NCAA Takes Hard Line On Mascots
Saturday, August 6, 2005
The NCAA will prohibit college athletic teams that use Native American images deemed "hostile or abusive" from hosting postseason events or displaying the symbols during championship competition.
The policy, announced yesterday, will affect at least 18 schools the NCAA said use derogatory references, including the Florida State Seminoles and the Illinois Fighting Illini, two schools whose programs consistently have competed in NCAA championship events.
Walter Harrison, the NCAA Executive Committee chairman and president of the University of Hartford, said: "We're trying to send a message, very strongly, that we do not think these types of mascots are appropriate for NCAA championships, and to say to the institution that you have the autonomy to deal with it as you wish."
Florida State President T.K. Wetherell said in a statement that the university is "stunned at the complete lack of appreciation for cultural diversity shown by the" NCAA and that he intends to pursue "all legal avenues to ensure that this unacceptable decision is overturned."
The NCAA Executive Committee concluded that a school may choose any mascot it wants, Harrison said, but the NCAA will control what nicknames, mascots or images are publicly displayed during its 88 championship events. However, college football's Bowl Championship Series, which includes the sport's four most lucrative bowl games, is not controlled by the NCAA.
"We would hope they would follow in the same procedures," NCAA President Myles Brand said, "but they would have to make that decision themselves."
Beginning Feb. 1, the NCAA will bar any of the 18 schools from hosting championship events. For events whose sites have already been scheduled at one of the schools, the NCAA will require schools to take "reasonable steps" to cover up references to the mascot or nickname.
The issue remains particularly controversial regarding Florida State, because the Seminole Tribe of Florida has expressed support for Florida State's use of its nickname and related symbols.
"That the NCAA would now label our close bond with the Seminole Tribe of Florida as culturally 'hostile and abusive' is both outrageous and insulting," Wetherell said. " . . . It is unconscionable that the Seminole Tribe of Florida has been ignored.
"The rules as we understand them would have us cover the Seminole name and symbol as if we were embarrassed, and any committee that would think that is a proper and respectful treatment of Native Americans should be ashamed."
As NCAA officials point out, however, not all tribes support Florida State's use of its nickname and mascot, the horseback riding Chief Osceola. In fact, the Seminole Tribe of Oklahoma has expressed opposition to the school's use of symbols.
"It came to our attention that there are other Seminole tribes . . . that are not supportive," said Charlotte Westerhaus, the NCAA's vice president for diversity and inclusion. "So it is a very complex issue."

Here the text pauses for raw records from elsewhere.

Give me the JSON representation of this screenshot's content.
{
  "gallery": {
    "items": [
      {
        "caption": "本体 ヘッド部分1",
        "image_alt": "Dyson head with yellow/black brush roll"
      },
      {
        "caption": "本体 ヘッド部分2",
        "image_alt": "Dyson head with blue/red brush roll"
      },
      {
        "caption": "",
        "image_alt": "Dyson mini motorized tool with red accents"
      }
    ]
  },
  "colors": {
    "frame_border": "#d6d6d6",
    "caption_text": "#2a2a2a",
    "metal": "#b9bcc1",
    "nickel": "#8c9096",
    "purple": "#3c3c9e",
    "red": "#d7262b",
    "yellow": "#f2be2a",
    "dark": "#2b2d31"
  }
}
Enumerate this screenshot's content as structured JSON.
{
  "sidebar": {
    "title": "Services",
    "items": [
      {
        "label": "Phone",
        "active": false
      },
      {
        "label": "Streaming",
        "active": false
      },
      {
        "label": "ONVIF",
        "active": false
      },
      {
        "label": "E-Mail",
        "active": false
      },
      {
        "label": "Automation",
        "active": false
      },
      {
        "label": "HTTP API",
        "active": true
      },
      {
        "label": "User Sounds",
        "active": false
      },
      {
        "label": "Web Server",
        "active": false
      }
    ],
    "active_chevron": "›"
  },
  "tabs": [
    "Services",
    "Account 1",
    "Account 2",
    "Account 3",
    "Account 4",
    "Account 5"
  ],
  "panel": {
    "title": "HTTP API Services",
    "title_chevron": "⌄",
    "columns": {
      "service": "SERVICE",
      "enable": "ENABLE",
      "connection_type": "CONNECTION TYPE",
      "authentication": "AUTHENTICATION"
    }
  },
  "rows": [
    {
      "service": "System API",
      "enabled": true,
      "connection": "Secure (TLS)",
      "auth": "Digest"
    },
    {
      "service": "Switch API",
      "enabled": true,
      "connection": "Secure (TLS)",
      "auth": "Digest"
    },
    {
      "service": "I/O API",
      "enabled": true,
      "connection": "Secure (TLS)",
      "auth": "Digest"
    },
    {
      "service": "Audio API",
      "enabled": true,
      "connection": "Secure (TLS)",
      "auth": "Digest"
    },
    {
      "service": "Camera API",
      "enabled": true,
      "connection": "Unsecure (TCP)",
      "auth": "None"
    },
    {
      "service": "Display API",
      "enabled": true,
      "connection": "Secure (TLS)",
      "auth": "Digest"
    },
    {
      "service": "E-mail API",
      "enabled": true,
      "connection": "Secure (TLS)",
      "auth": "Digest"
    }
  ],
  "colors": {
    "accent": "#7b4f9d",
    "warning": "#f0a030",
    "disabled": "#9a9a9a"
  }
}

Yesterday's announcement came after four years of research by the NCAA, prompted partly by the debate in recent years over whether to stage championship competitions in states that condone the Confederate flag.
In November 2004, the NCAA requested that 33 schools submit a self-study to examine the use of Native American images on their campuses. Brand said yesterday that not every use of a Native American nickname proved to be derogatory and subject to postseason removal.
The NCAA said 14 schools have removed all references to Native American culture or were deemed not to have references to Native American culture, including the San Diego State Aztecs and the North Carolina-Pembroke Braves, among others.
The Braves will not be barred from using images in postseason competition, Brand said, because the school's student body consists of more than 20 percent Native Americans.
The NCAA has defined which images are "hostile or abusive," with input from the organization's general counsel, said Westerhaus, adding, "We will listen to the actual individual institutions that have these mascots to get a sense of the community input."
Schools will have until 2008 to remove such references from cheerleader and band uniforms. But all team uniform images that were deemed derogatory must be removed by Feb. 1, 2006, Harrison said.
"Unless there is a change before Feb. 1," Brand said, "they will have to abide by" the rule.